IzumiBare branches of a cherry tree in a kindergarten near my home, Chofu, Tokyo, Japan, 2004I went with my wife for a long evening walk along the Nogawa River near my home the other day. A cold wind barreled down the corridor between the concrete walls of the river, laying the dead reeds flat to the ground and ruffling the feathers of the spot-billed ducks, pin-tailed ducks, little egrets, gray starlings, rock doves (common pigeons), jungle crows, carrion crows, and white wagtails that huddled along the ankle deep waters that gurgled by. Initially we had gone to share the experience of using our digital cameras together, but as I walked the accumulation of countless white plastic bags, discarded tissues, beer and soda cans, old mattresses, mangled bicycle frames, washed out shoes, a pair of panties, a motorcycle helmet, shampoo bottles, smashed liquor bottles, a collage of smut magazines laid open with pictures of young women in different poses, twelve (I counted them) fluorescent green tennis balls floating in the river, two car batteries wrapped in plastic, a bucket on its side spilling its contents of ripped lottery tickets, a plastic, red-checkered table cloth, a weathered printer, several snakes of computer wiring, a rusting motor scooter, and a humidifier in a soggy paper bag, well, they all just really got to me. My eye was dragged to them whenever I raised the camera lens and looked at the screen. I witnessed the birds wandering innocently amidst this and felt, simply, disgust.

When it comes to their environment Japanese are truly slobs. People simply don’t care. I’ve been pondering whether to go about painting some huge cloth signs to hang up along bridges and on the side of buildings asking, in Japanese, “Don’t you have any pride in your own country? I, a dirty foreigner, can see the awful mess of your land, why can’t you? Why don’t you at least clean up your garbage, if you can’t actually make an effort to make the environment healthy? Mt. Fuji is a disgrace!”
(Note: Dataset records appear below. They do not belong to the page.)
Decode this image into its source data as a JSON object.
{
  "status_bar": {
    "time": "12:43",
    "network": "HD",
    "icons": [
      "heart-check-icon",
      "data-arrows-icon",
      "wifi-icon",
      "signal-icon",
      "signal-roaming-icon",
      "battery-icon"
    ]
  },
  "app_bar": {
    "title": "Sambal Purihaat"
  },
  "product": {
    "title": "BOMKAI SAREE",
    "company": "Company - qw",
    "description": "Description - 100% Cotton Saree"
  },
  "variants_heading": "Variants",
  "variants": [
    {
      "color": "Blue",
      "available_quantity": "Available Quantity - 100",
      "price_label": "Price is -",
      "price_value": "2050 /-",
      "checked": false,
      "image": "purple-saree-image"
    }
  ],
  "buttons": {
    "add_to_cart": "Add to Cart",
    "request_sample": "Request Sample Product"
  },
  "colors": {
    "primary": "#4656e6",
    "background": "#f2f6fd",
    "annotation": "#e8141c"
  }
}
Knowing the Japanese, the police would be involved and I would be deported, most likely.

The scene and these thoughts killed the anticipation of taking beautiful photos. My wife and I sat down on a bench overlooking the river and watched a huge blue cloud obscure the sun and burst with god-rays, shafts of light walking over the cityscape, the edge of the light piercing our pupils. We held hands and talked about sad things, of endings. Of the final movement in a long struggle. A fat tabby cat squatted down just out of reach beside us, mewing for a handout. We laughed and in laughing broke down weeping. We turned our backs to the public path to hide in privacy, and cried together, still holding hands, the cold wind still brushing between our legs, our tears turning cold on our cheeks, and both of us reaching out gentle fingers to brush them away.

Three bombers pass by overhead as I write this and I ask, how can anything so abstract and faceless matter more than the difficulty of learning how to love and how to let go? Of knowing what is important to you and finding the language that would let you defend it and keep it near? I would say this is wisdom in the making, but I never knew until now that it hurts sometimes when wisdom comes calling. And that sometimes love involves conceding an absence that almost feels more than you can bear.

Kindness and grace sing alone in the evening, asking only that you listen. It is what you recognize in the heat of the setting sun, that last reaching out across a distance and feeling the warmth of someone who is necessary to your existence.